- About this task -
Scan the data below and state how many of its lines contain the word "如果该文件已存在则打开文件", giving only the figure.
****
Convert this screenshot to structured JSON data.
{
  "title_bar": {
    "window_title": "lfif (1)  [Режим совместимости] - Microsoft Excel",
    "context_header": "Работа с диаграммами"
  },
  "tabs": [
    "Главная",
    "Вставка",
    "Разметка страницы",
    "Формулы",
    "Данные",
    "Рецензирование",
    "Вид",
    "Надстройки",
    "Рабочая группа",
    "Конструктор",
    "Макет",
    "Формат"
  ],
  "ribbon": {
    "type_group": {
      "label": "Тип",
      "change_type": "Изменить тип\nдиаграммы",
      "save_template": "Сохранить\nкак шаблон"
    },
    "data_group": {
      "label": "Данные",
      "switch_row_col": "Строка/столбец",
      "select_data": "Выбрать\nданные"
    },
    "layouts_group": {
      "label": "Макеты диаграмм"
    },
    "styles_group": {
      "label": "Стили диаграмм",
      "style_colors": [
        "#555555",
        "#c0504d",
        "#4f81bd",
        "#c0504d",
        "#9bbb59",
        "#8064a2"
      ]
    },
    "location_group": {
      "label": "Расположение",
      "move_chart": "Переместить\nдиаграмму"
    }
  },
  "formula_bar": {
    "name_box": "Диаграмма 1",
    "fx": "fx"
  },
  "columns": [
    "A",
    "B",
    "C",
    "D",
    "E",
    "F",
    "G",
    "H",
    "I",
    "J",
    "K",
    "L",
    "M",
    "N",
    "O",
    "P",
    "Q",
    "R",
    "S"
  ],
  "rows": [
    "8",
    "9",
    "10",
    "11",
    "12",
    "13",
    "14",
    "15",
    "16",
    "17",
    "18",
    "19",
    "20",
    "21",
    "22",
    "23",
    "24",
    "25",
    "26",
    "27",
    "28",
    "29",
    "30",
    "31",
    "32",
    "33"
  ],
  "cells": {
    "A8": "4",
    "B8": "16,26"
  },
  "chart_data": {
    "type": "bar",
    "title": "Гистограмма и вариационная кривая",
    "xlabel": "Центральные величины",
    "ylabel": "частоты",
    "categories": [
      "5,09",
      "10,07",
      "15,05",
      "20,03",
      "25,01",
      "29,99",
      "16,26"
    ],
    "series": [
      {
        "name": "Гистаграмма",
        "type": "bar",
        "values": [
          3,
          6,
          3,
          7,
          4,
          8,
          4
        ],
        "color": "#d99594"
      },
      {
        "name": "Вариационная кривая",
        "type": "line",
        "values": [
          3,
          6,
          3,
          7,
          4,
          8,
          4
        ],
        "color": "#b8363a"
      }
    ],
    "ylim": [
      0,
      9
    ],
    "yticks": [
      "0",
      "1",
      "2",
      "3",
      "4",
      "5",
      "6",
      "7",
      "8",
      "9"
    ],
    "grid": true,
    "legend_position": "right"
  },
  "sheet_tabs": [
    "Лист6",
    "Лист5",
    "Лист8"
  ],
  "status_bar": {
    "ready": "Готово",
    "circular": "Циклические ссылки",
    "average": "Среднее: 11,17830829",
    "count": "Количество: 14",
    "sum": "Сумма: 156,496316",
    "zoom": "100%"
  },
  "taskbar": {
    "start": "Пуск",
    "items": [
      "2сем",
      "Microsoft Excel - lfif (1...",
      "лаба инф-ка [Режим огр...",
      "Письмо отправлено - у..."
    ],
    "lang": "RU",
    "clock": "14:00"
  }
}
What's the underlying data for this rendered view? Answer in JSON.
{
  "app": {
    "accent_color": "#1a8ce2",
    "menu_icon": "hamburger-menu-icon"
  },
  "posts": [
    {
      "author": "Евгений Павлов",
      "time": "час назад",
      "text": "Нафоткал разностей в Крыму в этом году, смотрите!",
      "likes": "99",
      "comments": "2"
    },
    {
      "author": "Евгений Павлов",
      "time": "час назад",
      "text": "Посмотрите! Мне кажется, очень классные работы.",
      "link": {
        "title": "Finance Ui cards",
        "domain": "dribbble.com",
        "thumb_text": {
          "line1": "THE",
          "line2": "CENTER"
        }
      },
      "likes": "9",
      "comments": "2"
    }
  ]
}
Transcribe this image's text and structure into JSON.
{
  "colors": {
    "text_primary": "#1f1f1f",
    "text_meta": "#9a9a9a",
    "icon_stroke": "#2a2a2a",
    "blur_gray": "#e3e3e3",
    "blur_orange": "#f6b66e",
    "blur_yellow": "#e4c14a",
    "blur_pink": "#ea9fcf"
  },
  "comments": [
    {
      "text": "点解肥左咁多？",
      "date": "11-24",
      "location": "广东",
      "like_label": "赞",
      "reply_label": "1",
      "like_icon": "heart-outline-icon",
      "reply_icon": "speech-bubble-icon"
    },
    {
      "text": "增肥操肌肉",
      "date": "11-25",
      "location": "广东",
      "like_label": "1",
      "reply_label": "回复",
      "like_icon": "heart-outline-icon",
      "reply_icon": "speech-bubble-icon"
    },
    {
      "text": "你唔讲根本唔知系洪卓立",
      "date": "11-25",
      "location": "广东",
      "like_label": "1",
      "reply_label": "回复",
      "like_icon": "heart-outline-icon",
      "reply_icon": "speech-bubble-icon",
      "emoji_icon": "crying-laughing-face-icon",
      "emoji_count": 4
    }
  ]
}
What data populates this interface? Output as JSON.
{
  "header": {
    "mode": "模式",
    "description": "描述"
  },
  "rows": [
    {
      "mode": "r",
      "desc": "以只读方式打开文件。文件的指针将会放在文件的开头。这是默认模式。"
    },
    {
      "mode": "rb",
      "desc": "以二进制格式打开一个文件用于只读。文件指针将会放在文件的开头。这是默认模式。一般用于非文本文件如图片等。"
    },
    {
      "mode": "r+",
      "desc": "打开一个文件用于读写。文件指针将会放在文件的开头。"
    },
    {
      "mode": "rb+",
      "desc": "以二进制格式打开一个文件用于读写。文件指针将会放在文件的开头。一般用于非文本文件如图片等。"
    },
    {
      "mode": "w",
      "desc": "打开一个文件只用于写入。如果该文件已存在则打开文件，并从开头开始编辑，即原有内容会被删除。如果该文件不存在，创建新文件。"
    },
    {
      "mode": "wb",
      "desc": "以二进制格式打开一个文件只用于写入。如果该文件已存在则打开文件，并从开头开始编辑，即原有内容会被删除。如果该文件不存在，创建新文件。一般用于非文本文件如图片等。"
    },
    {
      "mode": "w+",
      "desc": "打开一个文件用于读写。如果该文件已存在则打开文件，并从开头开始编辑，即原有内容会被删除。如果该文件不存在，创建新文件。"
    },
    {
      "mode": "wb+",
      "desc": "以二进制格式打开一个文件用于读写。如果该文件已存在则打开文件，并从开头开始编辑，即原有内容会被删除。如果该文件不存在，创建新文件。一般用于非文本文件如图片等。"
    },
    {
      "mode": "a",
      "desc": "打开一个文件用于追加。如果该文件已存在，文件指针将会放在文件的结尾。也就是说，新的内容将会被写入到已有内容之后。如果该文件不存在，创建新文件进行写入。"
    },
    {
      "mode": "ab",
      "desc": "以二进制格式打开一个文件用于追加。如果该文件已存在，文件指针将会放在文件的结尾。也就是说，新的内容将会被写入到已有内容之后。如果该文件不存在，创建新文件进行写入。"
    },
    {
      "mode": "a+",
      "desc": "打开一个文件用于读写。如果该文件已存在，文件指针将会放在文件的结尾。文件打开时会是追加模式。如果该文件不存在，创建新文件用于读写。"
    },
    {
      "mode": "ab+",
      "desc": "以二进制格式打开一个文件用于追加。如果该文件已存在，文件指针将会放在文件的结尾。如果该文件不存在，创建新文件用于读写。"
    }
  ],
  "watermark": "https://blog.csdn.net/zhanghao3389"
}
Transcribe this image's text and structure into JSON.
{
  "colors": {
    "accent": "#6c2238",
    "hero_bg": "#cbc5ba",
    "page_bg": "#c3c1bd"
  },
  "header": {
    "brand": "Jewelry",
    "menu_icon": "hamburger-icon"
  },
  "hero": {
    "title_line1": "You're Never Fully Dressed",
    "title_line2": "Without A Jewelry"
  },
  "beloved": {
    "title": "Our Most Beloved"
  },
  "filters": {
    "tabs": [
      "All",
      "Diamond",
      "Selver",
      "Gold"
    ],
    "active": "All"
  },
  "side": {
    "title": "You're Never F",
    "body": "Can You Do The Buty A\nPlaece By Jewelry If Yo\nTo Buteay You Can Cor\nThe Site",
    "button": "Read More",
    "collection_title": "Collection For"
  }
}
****
- Exercise solution -
4